*So, where am I at in my winning streak? For those of you keeping score, I have won five prizes so far: Tickets to the Talking Stick Festival; Passes to West is West, $100 worth of Dutch cheese; Tickets to an International Dance Day performance; and passes to Something Borrowed, a regular popcorn, and a DVD of Blue Valentine. The approximate total of my winnings is $282.24. I should mention that I have won a $5 off coupon to East Side Mario’s, a free Tim Horton’s coffee with Roll up the Rim, and other percentage off coupons, but I am not counting those, as I don’t really consider coupons a prize and, well, I had to buy a tea to get the cup to roll up the rim, so yeah, that doesn’t count either. I’m quite happy that I’ve basically won one prize a month since I started, so here’s hoping for an even bigger win this month!

Something Borrowed

How I ended up watching Something Borrowed:

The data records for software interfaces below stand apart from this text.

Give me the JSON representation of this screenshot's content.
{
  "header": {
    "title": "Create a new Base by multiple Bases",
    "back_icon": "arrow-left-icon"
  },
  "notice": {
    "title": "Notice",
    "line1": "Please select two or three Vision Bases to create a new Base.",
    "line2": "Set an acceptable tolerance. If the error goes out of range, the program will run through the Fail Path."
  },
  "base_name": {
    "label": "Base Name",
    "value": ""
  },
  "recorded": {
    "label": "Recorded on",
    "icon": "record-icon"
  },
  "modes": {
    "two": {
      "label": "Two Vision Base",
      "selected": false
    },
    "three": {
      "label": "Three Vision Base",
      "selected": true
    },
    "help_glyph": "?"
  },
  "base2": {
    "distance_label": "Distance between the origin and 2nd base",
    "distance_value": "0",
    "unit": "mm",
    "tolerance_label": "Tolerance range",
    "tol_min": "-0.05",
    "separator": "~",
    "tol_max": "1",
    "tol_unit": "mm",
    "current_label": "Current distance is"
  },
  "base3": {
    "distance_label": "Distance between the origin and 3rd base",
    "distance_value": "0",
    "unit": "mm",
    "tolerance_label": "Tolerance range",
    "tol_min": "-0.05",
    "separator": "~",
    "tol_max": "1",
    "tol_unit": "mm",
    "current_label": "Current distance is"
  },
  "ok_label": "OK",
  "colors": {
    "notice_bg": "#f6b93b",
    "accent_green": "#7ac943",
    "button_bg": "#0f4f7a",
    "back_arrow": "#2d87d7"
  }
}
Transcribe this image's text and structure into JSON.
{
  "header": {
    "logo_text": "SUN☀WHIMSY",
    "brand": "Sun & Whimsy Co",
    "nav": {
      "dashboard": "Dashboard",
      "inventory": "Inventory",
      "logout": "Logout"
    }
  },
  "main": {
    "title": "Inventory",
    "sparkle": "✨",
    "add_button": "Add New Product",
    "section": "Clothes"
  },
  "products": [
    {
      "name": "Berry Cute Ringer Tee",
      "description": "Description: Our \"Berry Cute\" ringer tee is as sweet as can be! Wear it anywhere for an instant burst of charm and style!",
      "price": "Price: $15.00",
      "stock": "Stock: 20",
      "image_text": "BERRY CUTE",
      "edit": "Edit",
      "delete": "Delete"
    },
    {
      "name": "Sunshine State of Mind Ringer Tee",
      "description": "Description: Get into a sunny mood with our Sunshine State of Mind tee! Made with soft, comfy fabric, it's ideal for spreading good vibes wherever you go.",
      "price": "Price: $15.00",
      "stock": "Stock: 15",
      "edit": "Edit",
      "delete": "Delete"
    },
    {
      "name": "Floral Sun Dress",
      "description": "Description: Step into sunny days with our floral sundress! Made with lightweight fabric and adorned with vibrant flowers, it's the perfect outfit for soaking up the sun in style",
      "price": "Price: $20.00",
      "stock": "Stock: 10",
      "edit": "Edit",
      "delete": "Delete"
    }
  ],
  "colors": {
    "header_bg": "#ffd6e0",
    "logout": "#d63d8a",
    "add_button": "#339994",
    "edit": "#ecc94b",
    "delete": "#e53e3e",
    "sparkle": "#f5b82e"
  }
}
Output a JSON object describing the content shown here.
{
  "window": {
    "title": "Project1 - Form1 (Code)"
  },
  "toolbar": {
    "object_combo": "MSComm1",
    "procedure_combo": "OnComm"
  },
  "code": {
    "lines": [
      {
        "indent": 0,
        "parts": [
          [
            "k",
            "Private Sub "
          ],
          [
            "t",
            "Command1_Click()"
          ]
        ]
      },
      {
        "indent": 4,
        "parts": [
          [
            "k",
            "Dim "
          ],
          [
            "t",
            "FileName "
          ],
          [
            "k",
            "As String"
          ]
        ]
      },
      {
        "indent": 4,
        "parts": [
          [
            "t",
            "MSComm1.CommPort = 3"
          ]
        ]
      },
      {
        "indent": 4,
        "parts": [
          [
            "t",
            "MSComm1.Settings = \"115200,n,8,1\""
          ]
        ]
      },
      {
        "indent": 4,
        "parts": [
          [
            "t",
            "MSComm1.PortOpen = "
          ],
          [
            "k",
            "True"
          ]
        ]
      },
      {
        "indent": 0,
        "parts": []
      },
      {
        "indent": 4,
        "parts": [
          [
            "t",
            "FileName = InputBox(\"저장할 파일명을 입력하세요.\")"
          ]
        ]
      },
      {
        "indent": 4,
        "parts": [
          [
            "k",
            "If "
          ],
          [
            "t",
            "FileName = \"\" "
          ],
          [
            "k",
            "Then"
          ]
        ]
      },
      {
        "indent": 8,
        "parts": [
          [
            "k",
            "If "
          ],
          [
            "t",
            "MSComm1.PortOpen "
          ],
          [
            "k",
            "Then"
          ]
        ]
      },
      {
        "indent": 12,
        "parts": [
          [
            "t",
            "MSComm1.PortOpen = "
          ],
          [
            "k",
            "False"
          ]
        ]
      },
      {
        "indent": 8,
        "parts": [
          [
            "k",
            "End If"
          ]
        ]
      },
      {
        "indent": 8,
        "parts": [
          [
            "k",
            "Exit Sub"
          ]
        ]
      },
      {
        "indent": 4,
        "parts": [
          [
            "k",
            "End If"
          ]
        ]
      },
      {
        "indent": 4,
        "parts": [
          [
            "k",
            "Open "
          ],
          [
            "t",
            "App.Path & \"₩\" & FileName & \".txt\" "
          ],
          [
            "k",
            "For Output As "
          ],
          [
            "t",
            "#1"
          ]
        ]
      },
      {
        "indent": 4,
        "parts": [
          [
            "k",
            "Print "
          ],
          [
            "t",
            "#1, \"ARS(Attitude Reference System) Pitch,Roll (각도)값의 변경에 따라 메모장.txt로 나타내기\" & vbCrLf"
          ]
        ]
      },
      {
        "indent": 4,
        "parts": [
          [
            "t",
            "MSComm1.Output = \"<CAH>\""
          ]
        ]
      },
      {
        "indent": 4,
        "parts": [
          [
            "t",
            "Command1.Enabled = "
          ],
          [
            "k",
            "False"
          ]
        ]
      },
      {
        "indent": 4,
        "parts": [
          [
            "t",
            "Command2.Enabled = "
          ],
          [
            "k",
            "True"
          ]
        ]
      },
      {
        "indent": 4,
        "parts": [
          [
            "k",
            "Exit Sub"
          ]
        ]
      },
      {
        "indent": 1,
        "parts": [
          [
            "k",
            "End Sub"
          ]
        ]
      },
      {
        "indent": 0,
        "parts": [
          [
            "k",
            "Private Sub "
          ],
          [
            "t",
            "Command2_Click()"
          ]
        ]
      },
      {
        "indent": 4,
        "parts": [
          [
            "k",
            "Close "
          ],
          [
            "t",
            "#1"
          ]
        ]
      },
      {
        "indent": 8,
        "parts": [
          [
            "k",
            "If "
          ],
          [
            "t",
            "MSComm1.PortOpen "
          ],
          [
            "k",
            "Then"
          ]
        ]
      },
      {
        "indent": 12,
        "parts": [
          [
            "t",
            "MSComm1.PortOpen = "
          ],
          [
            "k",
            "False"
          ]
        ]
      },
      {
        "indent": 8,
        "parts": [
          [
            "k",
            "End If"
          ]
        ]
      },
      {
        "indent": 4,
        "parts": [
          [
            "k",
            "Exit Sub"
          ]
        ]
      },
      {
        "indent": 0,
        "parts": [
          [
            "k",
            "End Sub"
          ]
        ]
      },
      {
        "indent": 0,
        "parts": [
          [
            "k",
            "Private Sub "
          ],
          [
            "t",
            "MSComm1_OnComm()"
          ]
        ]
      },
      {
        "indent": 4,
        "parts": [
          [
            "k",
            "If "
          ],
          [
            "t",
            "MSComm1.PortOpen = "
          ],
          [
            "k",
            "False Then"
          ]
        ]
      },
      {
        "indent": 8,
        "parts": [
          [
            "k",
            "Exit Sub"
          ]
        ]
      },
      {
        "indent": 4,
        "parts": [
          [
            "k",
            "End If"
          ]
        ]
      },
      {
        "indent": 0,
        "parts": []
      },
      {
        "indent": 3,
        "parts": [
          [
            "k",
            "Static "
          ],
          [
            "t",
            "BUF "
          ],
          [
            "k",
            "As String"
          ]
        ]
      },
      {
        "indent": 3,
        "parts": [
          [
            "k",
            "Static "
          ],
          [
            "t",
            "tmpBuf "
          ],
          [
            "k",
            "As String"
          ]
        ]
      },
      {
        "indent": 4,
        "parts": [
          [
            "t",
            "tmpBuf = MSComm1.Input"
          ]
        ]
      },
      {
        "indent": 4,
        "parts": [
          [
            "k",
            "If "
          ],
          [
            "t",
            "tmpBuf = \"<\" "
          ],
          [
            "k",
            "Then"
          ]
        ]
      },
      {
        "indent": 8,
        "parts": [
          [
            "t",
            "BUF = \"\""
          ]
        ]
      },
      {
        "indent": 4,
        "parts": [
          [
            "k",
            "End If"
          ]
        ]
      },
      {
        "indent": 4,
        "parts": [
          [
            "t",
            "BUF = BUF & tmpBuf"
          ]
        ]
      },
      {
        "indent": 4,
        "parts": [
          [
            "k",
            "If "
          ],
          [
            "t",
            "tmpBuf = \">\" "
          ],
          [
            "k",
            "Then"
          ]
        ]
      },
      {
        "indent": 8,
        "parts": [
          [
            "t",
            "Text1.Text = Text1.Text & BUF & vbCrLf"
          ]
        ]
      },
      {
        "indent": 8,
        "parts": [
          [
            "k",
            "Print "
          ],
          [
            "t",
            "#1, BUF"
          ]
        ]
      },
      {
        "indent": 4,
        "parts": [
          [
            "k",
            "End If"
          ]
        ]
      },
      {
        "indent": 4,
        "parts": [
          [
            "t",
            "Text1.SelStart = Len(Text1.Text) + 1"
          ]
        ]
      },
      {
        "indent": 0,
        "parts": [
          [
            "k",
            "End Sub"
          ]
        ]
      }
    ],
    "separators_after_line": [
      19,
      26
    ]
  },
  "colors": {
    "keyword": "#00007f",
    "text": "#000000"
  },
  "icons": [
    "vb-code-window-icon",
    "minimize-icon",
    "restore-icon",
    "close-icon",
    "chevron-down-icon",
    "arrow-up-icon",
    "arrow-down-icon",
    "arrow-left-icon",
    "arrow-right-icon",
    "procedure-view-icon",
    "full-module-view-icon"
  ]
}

As I mentioned in my last post, I was happy to receive two passes to A Wake, courtesy of The Georgia Straight. Unfortunately, the movie’s run ended prior to my win. So, the paper kindly rectified the situation by giving me two passes to Something Borrowed, a free regular popcorn, and a DVD of Blue Valentine, about which I will write a review in a future post. I was really happy about this because I wanted to see a movie about a wedding this year, as my brother is getting married in September and I’m feeling a bit sentimental these days.


In any case, I dragged my husband to the movie, as none of my friends were able to make it on such short notice. I did feel slight pangs of guilt as I knew chick flicks were not our usual movie-going fare. Yet, we enjoyed the convoluted plot; the shameless Heineken product placement; and the Tom Cruise clone that is Colin Egglesfield. I think, on my own, I wouldn’t have laughed out loud. So, I guess what I’m saying is that my husband, 15 years after I met him, is still my pal.


Win tickets to Something Borrowed or watch it when it comes on T.V. Spending money on it is probably not a good idea. However, spending a Thursday night with someone you love definitely is.

Win #5! Run of engagement passes to A Wake

A couple of days after I won tickets to “Taking Your Experience for Mine” I was notified by The Georgia Straight that I had won two run of engagement passes to A Wake.

I was delighted to win tickets to this particular movie because it is loosely based on Hamlet, my favourite Shakespeare play. I have watched every version and seen every performance I could ever since I first read it at age 17. I’m very much looking forward to seeing it at Fifth Avenue Cinemas, as the place has special significance for my husband and I, as we shared our first kiss outside the theatre.


Stay posted for my review in the coming weeks.